Well, now we get to meet Paul Mango.
Here's the short version of Everything You Need To Know About Paul Mango-- his previous job was working for McKinsey and Company.
|No, not this guy|
For those of you who don't immediately recognize that name-- McKinsey is one of the international giants of consulting, and they specialize in helping companies squeeze more money out of their assets, both in bad times and good. They have been involved in education reform, and in major cities where movers and shakers are discussing how to gut public education and unleash the free market so some folks can start making some serious charter money, you will often find McKinsey (for example, Boston and Minneapolis).
Mango's background as a hatchet-for-profits guy led to this journalistically responsible but still hilarious piece in Penn Live. Some folks endorsed Mango as a business-minded job creator, so the reporters covering asked the Mango campaign for a single example of a job that Mango had created or retained. The campaign came up blank. They asked again. The campaign came up blank again. For those who know McKinsey, this makes sense-- they are in the business of creating Return On Investment, frequently by doing the opposite of "job creation."
Not that Mango is leaning on his private sector hatchet work in his campaign. Mango wants you yo know that he's an American Patriot with a Working Class Background who Served His Country and is now a Good Family Man. Mango coverage always comes with mention that he's a West Point grad who served in the 82nd Airborne. He's also touting the multi-million dollar business he created for McKinsey in Pittsburgh as proof that he's more businessy than Governor Tom Wolf (also a business guy in gummint).
|Yeah, this guy.|
Mango's announcement tour in May was short on specifics (and press access). His website includes a snappy slogan ("Big Ideas Instead of Big Taxes') and his attack on Wolf includes one pretty snappy idea (calling Wolf "Thomas the Tax Engine"). But while he bothers to single out education as an issue, his video on the subject doesn't have much to say-- if children had crappy life goals, it wouldn't matter that one website (Wallethub) rates our schools low, but we pay a lot of money for them, and they should be better. Mango will fix schools by "spending smarter, being more innovative, and making sure your child gets the education you're paying for" which is pretty weak sauce. At his website, we get slightly more detail:
Paul Mango will ensure every one of our children has the choice and the means to obtain a good education. Pennsylvania families must be empowered to make choices for their children’s success.
While this toes the usual line, it's pretty wimpy compared to Scott Wagner's full-throated "let's get rid of the unions, gut the public schools, and give everyone a voucher" talk. Wagner's campaign site is even vaguer than Mango's, but he's had a platform as state senator, and he's used it.
What's more surprising about Mango's launch is the absence of any strong statements about health care. He was, after all, McKinsey's health care expert, with lots of attention to the impact of the ACA and some looks at what the GOP countermeasures could mean. Pittsburgh City Paper outlined just how much expertise he displayed as a business consultant; as a candidate, he's pretty meek and vague.
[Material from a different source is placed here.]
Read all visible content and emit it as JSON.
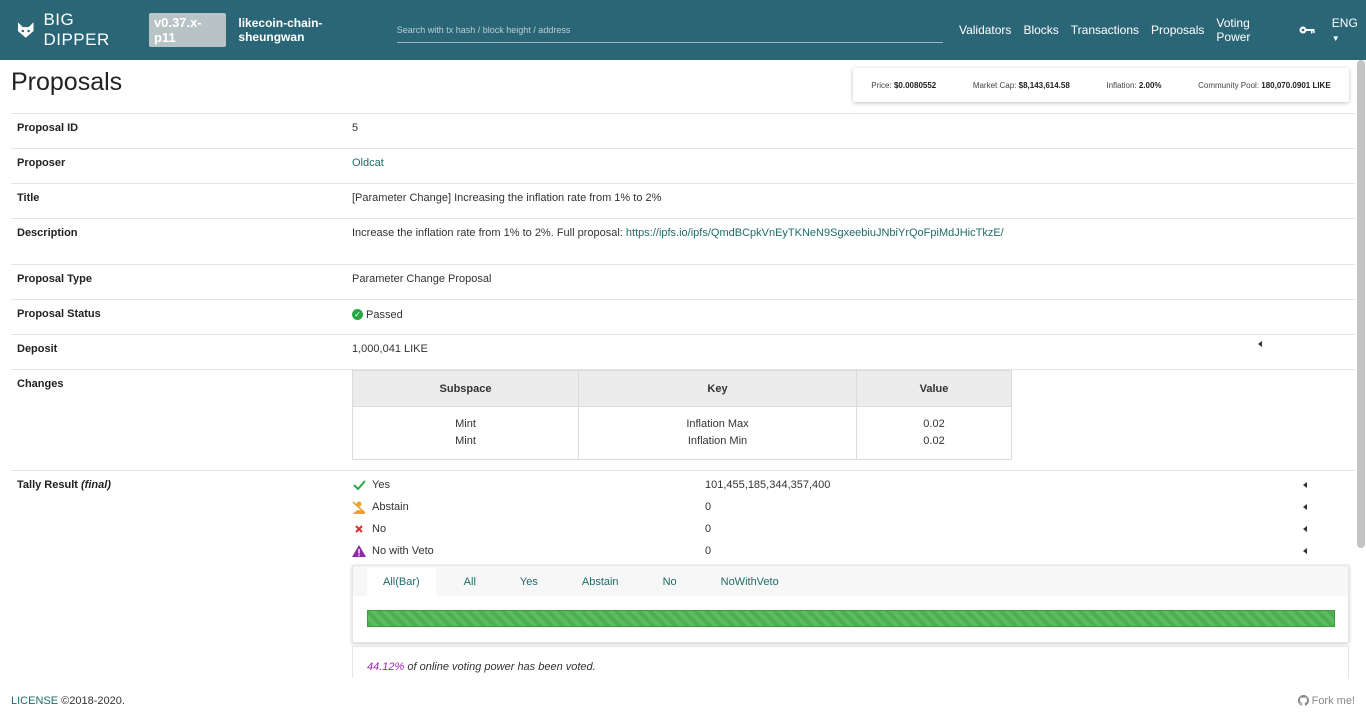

Hell, the guy has an MBA in Healthcare from Harvard.
If Mango wants to make a splash, he's going to have to do more than take a bunch of "I'm totally working class and not a Harvard MBA type" shirtsleeve photos. Particularly if he wants to be heard over the noise of Scott Wagner's blustery Scott Walkeresque Tea Party angriness.
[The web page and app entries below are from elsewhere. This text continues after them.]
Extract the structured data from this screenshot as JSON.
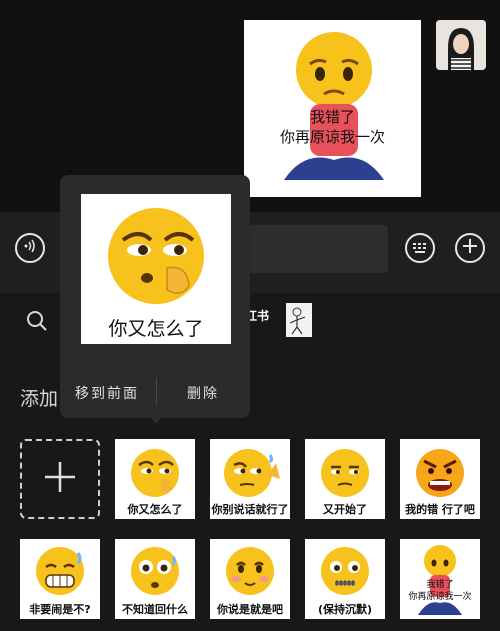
{
  "chat": {
    "sent_sticker": {
      "line1": "我错了",
      "line2": "你再原谅我一次"
    }
  },
  "input_bar": {
    "voice_icon": "voice-icon",
    "emoji_icon": "emoji-keyboard-icon",
    "add_icon": "plus-icon"
  },
  "panel": {
    "search_icon": "search-icon",
    "tag_xiaohongshu": "小红书",
    "add_label": "添加",
    "stickers": [
      {
        "caption": "你又怎么了"
      },
      {
        "caption": "你别说话就行了"
      },
      {
        "caption": "又开始了"
      },
      {
        "caption": "我的错 行了吧"
      },
      {
        "caption": "非要闹是不?"
      },
      {
        "caption": "不知道回什么"
      },
      {
        "caption": "你说是就是吧"
      },
      {
        "caption": "(保持沉默)"
      },
      {
        "caption_line1": "我错了",
        "caption_line2": "你再原谅我一次"
      }
    ]
  },
  "popup": {
    "preview_caption": "你又怎么了",
    "move_front_label": "移到前面",
    "delete_label": "删除"
  },
  "colors": {
    "emoji_yellow": "#f7c21b",
    "background": "#171717"
  }
}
But Pennsylvania education voters only have to remember one thing about Mango-- he's the guy from McKinsey, the company that specializes in dismantling and destroying jobs, including those in education. This is not our guy.